Photo: IFXA

By Michael O’Neill

When Charles Dickens wrote the headline in 1859, he was referring to the French Revolution.  It is also applicable for describing the outlook for the Canadian dollar today.

The Canadian dollar is the best performing major G-10 currency against the US dollar as of May 12, 2021.  It started the year at 78.54 cents to the US and touched 83.00 cents immediately following the release of far higher than expected US April inflation data.

How high can it go?

Ten years ago, the value of the Canadian dollar exceeded the US dollar.  On April 21, 2011, 95.23 Canadian cents bought 1 US dollar.  It could happen again, especially if analysts forecasting a commodity super-cycle are correct. 

Commodity prices are having a great 2021.   The S&P Goldman Sachs Index (S&P GSCI) is widely considered a benchmark for commodities investments.  It has risen over 28%, year to date and nearly 80% from May 12, 2020.  Iron ore, copper and lumber are at all-time highs, which has served to elevate agricultural commodities. 

Oil prices are a major driver of Canadian dollar sentiment.  West Texas Intermediate (WTI), the North American benchmark price, jumped 40% in just 5 ½ months.  Forecasters are predicting $75.00/barrel due to pent-up demand as global economies reopen.

The International Energy Agency  (IEA) is forecasting “significantly stronger oil demand beyond the second quarter.” In September 2013, WTI  was trading at $110.00/barrel.  At that time, the Canadian dollar was 97.56 cents to 1 US dollar (USDCAD 1.0250). If a commodity super-cycle lifts crude above $100/barrel, the Canadian dollar will go along for the ride.

The Canadian dollar rallied even as many provinces imposed fresh coronavirus lockdowns and restrictions at the end of March.  Most are still in effect today.  Canada was “Johnny-come-lately” to the COVID-19 vaccine sweepstakes, but investors didn’t care.  They seem to believe that if the virus didn’t kill you, the money you couldn’t spend would burn a hole in your pocket.  The Bank of Canada agrees.  They boosted their 2021 growth forecast to 6.5% from 4.3% previously.

The Bank of Canada may also be the first G-10 central bank to raise interest rates, and that news gave the Canadian dollar a big boost.  The BoC said that their improved outlook meant they would need to hike interest rates in the second half of 2022.  In contrast, Fed Chair Jerome Powell and his colleagues are adamant that the US economy requires ample accommodative monetary policy.  They say the Fed is a long way from achieving its dual mandate and will leave US rates unchanged until 2023.

In summary, the Canadian dollar soars as COVID-19 vaccines allow the domestic economy to reopen, unleashing a tsunami of pent-up consumer demand, forcing a modest hike in interest rates.
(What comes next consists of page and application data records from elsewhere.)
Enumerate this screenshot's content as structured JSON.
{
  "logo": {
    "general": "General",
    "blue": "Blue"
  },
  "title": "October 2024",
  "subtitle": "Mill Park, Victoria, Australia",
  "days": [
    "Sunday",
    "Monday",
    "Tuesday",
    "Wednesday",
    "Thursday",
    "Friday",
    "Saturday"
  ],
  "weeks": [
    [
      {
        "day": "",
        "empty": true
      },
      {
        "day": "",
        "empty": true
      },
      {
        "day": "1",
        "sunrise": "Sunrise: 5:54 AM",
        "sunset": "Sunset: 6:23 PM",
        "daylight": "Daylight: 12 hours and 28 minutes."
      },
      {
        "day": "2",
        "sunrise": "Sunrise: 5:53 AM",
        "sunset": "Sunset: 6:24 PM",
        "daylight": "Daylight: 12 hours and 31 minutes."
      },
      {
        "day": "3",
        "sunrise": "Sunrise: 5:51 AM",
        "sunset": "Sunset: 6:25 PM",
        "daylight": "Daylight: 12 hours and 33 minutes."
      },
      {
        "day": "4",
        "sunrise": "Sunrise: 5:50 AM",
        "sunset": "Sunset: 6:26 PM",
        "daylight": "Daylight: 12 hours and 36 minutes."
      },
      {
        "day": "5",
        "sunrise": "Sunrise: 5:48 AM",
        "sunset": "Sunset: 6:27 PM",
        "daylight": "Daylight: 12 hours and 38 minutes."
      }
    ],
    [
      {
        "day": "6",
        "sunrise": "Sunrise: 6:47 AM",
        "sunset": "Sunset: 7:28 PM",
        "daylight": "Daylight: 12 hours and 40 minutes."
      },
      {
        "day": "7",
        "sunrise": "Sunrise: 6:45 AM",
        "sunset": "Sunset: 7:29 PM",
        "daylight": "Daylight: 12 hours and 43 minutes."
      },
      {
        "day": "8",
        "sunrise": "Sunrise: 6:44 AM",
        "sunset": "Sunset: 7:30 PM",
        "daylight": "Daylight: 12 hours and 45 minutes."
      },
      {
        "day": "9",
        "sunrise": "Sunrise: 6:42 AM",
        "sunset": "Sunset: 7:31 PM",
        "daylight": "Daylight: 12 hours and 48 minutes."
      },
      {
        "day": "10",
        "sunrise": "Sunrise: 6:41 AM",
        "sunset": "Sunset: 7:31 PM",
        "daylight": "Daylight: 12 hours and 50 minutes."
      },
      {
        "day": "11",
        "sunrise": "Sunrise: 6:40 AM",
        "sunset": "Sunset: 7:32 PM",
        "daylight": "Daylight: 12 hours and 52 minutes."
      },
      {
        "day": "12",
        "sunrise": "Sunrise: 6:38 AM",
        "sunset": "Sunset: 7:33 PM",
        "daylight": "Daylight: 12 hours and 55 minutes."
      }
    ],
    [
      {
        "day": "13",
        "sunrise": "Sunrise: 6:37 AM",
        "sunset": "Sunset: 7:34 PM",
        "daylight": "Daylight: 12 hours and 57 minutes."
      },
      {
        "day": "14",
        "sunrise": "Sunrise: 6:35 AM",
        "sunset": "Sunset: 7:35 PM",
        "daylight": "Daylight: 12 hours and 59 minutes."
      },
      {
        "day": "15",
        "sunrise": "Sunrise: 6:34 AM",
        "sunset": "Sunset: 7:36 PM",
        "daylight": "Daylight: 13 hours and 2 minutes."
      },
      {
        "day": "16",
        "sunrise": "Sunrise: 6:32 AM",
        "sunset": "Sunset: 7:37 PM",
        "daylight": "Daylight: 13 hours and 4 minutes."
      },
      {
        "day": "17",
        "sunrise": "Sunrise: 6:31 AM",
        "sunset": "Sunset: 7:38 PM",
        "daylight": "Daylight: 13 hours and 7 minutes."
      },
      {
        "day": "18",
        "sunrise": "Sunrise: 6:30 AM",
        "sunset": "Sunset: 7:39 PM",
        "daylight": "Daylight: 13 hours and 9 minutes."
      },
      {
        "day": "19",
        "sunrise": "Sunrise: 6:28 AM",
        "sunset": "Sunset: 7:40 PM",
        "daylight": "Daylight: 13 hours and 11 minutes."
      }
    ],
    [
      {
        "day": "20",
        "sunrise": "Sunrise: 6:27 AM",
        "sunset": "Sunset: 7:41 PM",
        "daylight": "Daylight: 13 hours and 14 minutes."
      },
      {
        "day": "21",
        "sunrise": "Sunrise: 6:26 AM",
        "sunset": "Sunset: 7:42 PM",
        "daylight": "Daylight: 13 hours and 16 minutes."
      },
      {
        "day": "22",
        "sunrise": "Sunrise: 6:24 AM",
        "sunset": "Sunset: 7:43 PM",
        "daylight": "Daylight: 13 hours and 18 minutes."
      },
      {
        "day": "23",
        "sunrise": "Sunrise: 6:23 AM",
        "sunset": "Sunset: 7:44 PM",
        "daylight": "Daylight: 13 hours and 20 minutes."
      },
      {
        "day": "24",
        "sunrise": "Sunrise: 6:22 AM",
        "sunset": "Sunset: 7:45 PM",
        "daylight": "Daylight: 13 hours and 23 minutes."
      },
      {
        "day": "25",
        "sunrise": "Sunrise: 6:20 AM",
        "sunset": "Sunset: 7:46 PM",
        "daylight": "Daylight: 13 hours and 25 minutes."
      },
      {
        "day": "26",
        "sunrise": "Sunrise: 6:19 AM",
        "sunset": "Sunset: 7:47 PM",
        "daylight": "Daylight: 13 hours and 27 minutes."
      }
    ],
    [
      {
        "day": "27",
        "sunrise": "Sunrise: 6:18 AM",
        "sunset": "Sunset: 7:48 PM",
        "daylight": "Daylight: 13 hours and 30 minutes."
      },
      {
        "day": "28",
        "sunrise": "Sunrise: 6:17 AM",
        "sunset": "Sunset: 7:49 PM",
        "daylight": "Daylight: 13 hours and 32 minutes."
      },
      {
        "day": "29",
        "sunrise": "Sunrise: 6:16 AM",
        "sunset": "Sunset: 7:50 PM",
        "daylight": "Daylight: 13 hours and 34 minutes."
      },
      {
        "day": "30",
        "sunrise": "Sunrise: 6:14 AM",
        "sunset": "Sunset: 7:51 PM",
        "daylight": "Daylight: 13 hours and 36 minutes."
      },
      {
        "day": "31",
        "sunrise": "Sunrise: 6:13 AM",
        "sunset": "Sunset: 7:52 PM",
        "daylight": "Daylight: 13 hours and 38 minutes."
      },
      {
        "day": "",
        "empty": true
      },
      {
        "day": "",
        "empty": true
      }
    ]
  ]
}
That scenario suggests the Canadian dollar will extend gains to 87.50 cents to 1 US dollar (1.1428).

But there won’t be any glory to the rebound story if the gains are transitory.

Transitory is not the term to describe the Mayor of Toronto riding a bus.  It is merely the latest popular adjective in central bank vernacular.

Officials think it makes them sound more intelligent than if they just said “temporary.”

Canadian dollar gains may prove temporary. 

Traders ignored last week’s report from the Canadian Parliamentary Budget Office.  The PBO noted that the governments projected budget deficit is understated by about $5.6 billion. The budget overstates the impact of stimulus spending.   The PBO also notes that the government’s decision to stabilize the federal debt ratio at a higher level means any substantial new spending would require higher revenues or spending cuts.

Oil price gains may run into headwinds.  The IEA prediction of a return to pre-pandemic supply-demand levels may be too optimistic, especially if US producers find WTI at $65.00/barrel attractive. Iran’s crude production is expected to return to 3.9 million barrels per day if the US eases sanctions, which could happen by the end of May. 

Inflation reared its ugly head in the US.  The Consumer Price Index (CPI) jumped to 4.2% y/y from 2.6% in March.  That raised eyebrows again, at the Fed.  Vice-Chair Richard Clarida said he was “surprised” at the inflation reading and described Friday’s nonfarm payrolls report as “disappointing.” He repeated the Fed mantra that price increases are transitory.  Treasury yields jumped to 1.693% from 1.61% following the CPI release. Will Mr Clarida be surprised or disappointed if yields break above 1.75%?   Either reaction could lead to US interest rates rising sooner than expected.

This week’s Canadian dollar slide halted right on the 83.00 cent to 1 US dollar level, the equivalent of 1.2048. It is also important from a long term Fibonacci retracement perspective as it represents the 50% retracement of the 2011-2020 range.  If it holds, it suggests 1.2050-1.2650 consolidation.

Dickens wrote A Tale of Two Cities in uncertain times.   Global geopolitical tensions, coronavirus variants and renewed inflation risks will determine if these are the best of times or worst of times for the Canadian dollar.